“Everything’s going to be okay” reassures Somali pirate leader Muse during Captain Phillips, the biopic thriller from director Paul Greengrass (United 93 and The Bourne Supremacy/Ultimatum) about Captain Richard Phillips, who captained the Maersk Alabama in April, 2009 when a group of four Somali pirates boarded the ship, and held Phillips hostage in a lifeboat for five days out in the Indian Ocean.
Monday, October 28, 2013
Thursday, October 24, 2013
Tuesday, October 22, 2013
A recurring motif in Prisoners, the first English language film from director Denis Villeneuve, is the inner angels and demons struggle within people. Using religion as a prime theme, the film seeks to show what can drive a person over the edge, warping their morality in the process. People can bear crosses, quote scripture, and all that jazz, but under times of intense crises, it’s still entirely possible for them to become obsessive, violent, and reckless under extreme stress. This is the ultimate struggle represented in Prisoners, and that’s only part of what makes this movie so compelling. Haunting, and even blood curdling at times, Prisoners takes influence from the grisly mood of David Fincher’s filmography, and crafts a classic thriller in the process.
Wednesday, October 16, 2013
NOW THIS IS HOW YOU DO IT!

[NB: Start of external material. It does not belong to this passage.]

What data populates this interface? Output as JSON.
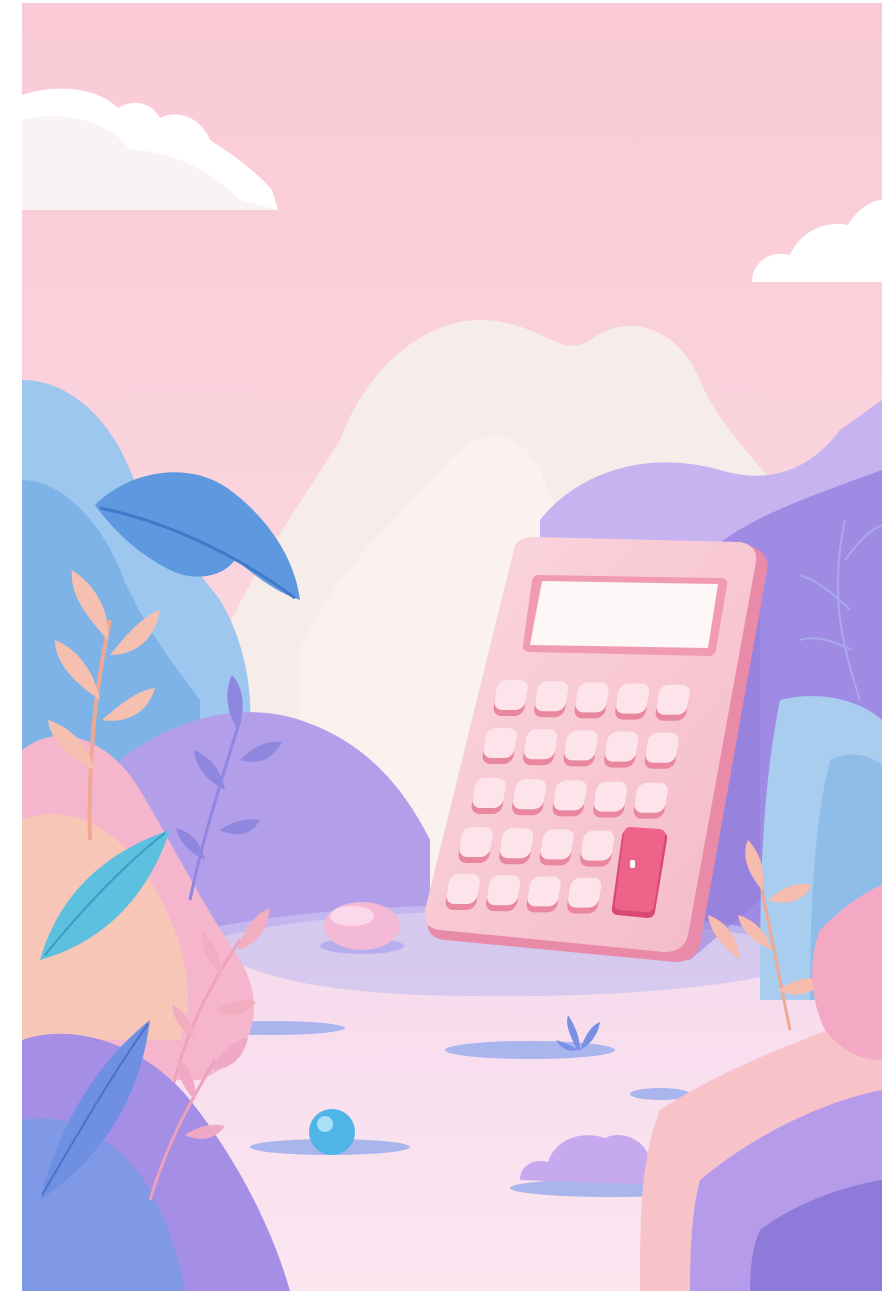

Not since Hellboy 2: The Golden Army has Guillermo Del Toro stepped onto the scene as a director. In the years since his last directorial feature, credits for Del Toro have been reserved as a producer for various horror films and Dreamworks projects, as well as screenwriting credits like The Hobbit. Needless to say, everyone was excited for the Pan’s Labyrinth and Devil’s Backbone director to sit back into the director’s chair, and with Pacific Rim, his unabashedly giddy love letter to anime and Kaiju media, we finally got our wish. As light and breezy as it is huge and exhilarating, Pacific Rim is enough to make you feel like a kid at Christmas.

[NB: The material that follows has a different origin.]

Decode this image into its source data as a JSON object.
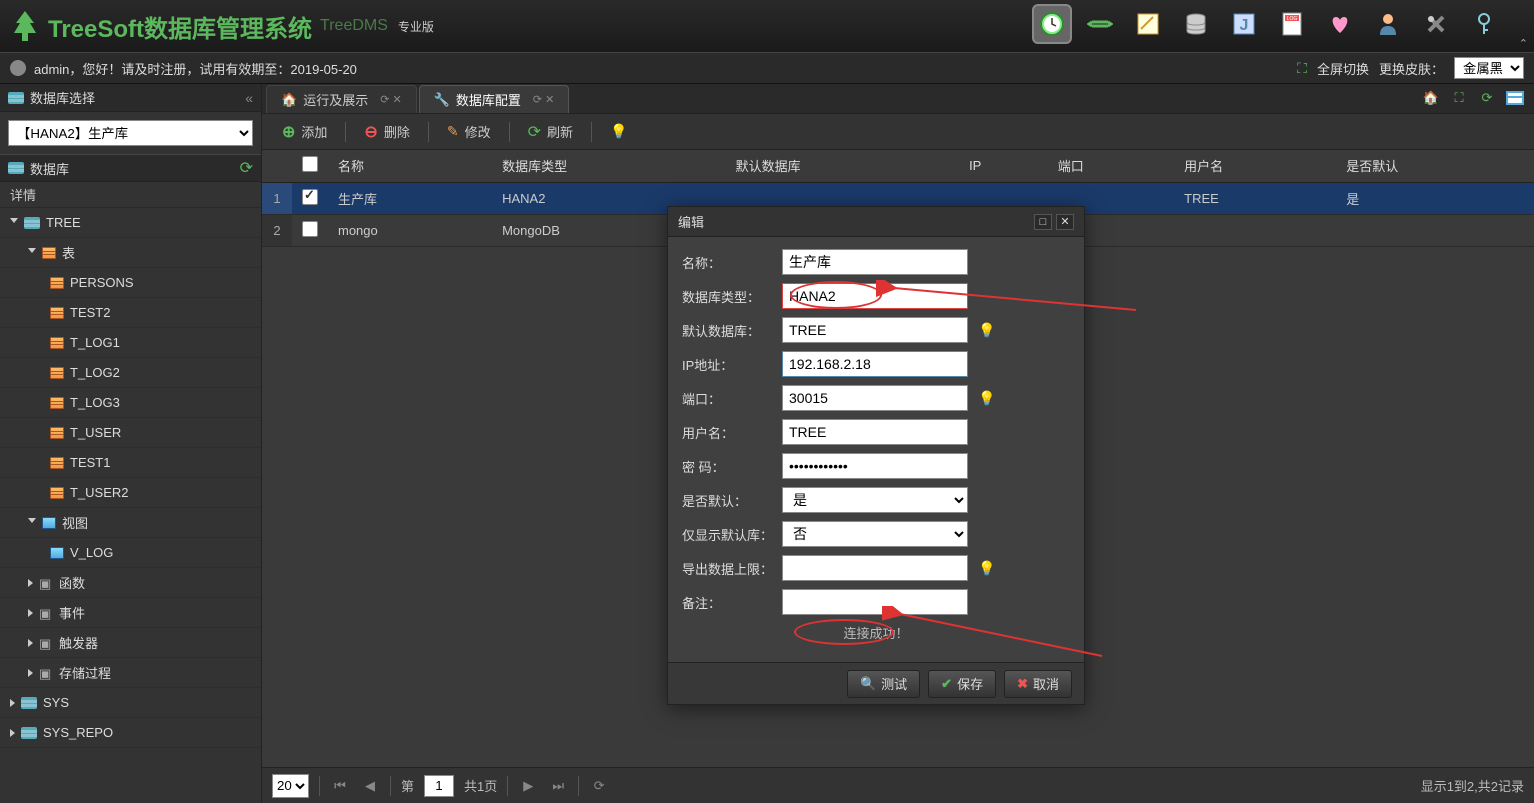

Tuesday, October 15, 2013
I usually start my reviews off with a little history and backstory, but much like the library of French developer Quantic Dream’s several games, writing this review has made me ponder over many choices.
Quantic Dream (owned by frequent game director David Cage) has made games that blend cinematic storytelling and character development with gameplay to serve as further immersion, which includes the spectacular, Fincher-esque thriller game Heavy Rain. One thing that sets QD apart is how they take gaming’s choice-based structure to its fullest potential, giving the player choices meant to make them think hard before deciding. On top of that, they accomplish something that’s practically impossible; they make quicktime events NOT SUCK. As their second project for the PS3, they took a more supernatural turn with Beyond: Two Souls. They went for some inspired decisions, including casting actors Ellen Page and Willem Dafoe in major roles. Much like Heavy Rain, you might expect everyone to love this game, right?
Of course not! Not everyone has to like the same thing, but this game’s reception is especially mixed. Some people have issues with the story, some think the gameplay has hiccups, and there are many – including myself - who simply don’t like quicktime events. It’s not for everyone. However, in my opinion, it’s a more than worthy follow up to Heavy Rain. Beyond: Two Souls is an opus on its own level.